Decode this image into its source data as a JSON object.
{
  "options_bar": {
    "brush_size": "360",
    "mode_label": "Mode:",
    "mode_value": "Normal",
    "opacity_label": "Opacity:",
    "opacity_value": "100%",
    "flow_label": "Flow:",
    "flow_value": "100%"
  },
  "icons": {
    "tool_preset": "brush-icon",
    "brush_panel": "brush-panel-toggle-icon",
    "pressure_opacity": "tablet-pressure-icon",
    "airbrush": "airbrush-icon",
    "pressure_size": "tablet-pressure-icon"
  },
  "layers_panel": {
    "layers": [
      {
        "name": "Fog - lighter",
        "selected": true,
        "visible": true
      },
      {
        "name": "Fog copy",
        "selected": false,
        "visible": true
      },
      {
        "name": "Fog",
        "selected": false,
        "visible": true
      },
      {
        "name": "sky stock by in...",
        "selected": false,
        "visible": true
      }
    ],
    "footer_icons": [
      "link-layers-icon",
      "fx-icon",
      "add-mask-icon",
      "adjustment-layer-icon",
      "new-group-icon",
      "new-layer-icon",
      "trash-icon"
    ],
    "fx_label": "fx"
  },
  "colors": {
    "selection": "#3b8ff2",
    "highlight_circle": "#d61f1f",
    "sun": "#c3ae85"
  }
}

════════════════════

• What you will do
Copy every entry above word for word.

• Response for this exercise
Decode this image into its source data as a JSON object.
{
  "options_bar": {
    "brush_size": "360",
    "mode_label": "Mode:",
    "mode_value": "Normal",
    "opacity_label": "Opacity:",
    "opacity_value": "100%",
    "flow_label": "Flow:",
    "flow_value": "100%"
  },
  "icons": {
    "tool_preset": "brush-icon",
    "brush_panel": "brush-panel-toggle-icon",
    "pressure_opacity": "tablet-pressure-icon",
    "airbrush": "airbrush-icon",
    "pressure_size": "tablet-pressure-icon"
  },
  "layers_panel": {
    "layers": [
      {
        "name": "Fog - lighter",
        "selected": true,
        "visible": true
      },
      {
        "name": "Fog copy",
        "selected": false,
        "visible": true
      },
      {
        "name": "Fog",
        "selected": false,
        "visible": true
      },
      {
        "name": "sky stock by in...",
        "selected": false,
        "visible": true
      }
    ],
    "footer_icons": [
      "link-layers-icon",
      "fx-icon",
      "add-mask-icon",
      "adjustment-layer-icon",
      "new-group-icon",
      "new-layer-icon",
      "trash-icon"
    ],
    "fx_label": "fx"
  },
  "colors": {
    "selection": "#3b8ff2",
    "highlight_circle": "#d61f1f",
    "sun": "#c3ae85"
  }
}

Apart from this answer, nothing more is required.